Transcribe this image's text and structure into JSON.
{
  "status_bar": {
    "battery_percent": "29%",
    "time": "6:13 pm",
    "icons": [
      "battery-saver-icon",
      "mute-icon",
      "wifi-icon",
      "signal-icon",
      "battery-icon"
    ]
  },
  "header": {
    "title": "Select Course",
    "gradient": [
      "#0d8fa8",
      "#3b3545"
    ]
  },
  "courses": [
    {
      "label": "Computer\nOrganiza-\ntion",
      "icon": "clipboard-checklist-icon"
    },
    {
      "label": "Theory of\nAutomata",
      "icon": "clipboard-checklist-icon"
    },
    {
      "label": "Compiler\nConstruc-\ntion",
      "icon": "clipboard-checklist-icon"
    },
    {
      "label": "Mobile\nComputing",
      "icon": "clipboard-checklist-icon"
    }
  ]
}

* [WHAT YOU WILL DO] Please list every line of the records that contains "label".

* [ANSWER FOR THIS EXERCISE]
      "label": "Computer\nOrganiza-\ntion",
      "label": "Theory of\nAutomata",
      "label": "Compiler\nConstruc-\ntion",
      "label": "Mobile\nComputing",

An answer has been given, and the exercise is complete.